- Cancer Research
Cancer cells activate telomere maintenance mechanisms (TMMs) to overcome senescence and thus are targets for TMM-specific therapies. Telomerase-independent alternative lengthening of telomeres (ALT) is frequently utilized as a TMM in human sarcoma subtypes. Histiocytic sarcoma (HS) is a rare but aggressive tumor of hematopoietic origin with unknown ALT incidence in humans. ALT has been identified in canine HS, a tumor type comparable to human HS that occurs with high rates in certain canine breeds such as Bernese mountain dogs (BMDs). This retrospective study characterized the frequency of ALT in BMD and non-BMD patients diagnosed with HS as surrogates for humans. Formalin-fixed paraffin-embedded tumor samples from 63 dogs at two centers, including 47 BMDs, were evaluated for their ALT activity and relative telomere content (TC) using a radiolabel C-circle assay (CCA). Known ALT-positive samples served as controls. CCA-positive cases were validated via FISH. Two BMD samples showed ALT activity of 1–14% compared to controls. All other samples were ALT-negative. The TC did not correlate with the CCA results. ALT positivity was validated by the appearance of ultrabright telomere foci.
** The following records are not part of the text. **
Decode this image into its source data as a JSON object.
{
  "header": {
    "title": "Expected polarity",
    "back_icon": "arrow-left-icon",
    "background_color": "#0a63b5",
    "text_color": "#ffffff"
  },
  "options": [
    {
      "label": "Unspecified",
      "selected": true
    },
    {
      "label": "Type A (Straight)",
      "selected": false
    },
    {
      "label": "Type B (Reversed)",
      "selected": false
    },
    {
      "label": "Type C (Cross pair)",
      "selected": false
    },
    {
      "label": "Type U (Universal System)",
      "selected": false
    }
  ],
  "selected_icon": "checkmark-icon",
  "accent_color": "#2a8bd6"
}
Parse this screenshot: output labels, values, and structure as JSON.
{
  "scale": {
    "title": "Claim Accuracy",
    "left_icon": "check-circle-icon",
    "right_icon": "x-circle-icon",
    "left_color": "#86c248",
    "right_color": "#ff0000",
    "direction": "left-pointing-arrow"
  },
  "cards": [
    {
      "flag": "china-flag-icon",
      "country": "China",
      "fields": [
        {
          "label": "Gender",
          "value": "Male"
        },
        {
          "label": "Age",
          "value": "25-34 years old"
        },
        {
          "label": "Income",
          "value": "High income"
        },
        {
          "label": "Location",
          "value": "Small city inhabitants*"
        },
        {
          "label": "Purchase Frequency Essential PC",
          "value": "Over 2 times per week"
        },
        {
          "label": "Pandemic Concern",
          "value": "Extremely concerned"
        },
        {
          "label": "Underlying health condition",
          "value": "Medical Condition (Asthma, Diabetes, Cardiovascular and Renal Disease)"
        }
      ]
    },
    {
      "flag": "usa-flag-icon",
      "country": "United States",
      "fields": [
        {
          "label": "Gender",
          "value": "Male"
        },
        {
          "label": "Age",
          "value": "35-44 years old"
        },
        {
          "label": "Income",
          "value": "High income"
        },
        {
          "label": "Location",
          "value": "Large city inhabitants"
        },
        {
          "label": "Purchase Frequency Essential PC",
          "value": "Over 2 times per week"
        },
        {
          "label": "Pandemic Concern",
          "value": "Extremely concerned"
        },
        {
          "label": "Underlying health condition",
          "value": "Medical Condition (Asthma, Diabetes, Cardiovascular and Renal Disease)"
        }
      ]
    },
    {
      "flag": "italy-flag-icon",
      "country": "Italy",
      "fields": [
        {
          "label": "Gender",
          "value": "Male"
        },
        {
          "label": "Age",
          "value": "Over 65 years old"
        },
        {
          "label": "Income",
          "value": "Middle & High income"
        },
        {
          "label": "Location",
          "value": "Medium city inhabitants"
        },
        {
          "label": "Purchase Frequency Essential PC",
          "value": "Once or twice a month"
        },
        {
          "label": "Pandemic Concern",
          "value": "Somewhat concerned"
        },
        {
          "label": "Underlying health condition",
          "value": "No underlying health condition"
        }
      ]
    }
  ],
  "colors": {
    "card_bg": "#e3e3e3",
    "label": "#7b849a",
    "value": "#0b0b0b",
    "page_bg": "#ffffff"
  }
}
Low ALT activity was present in 4% of BMDs with HS and therefore does not appear to be a common target for therapeutic approaches but can have diagnostic value.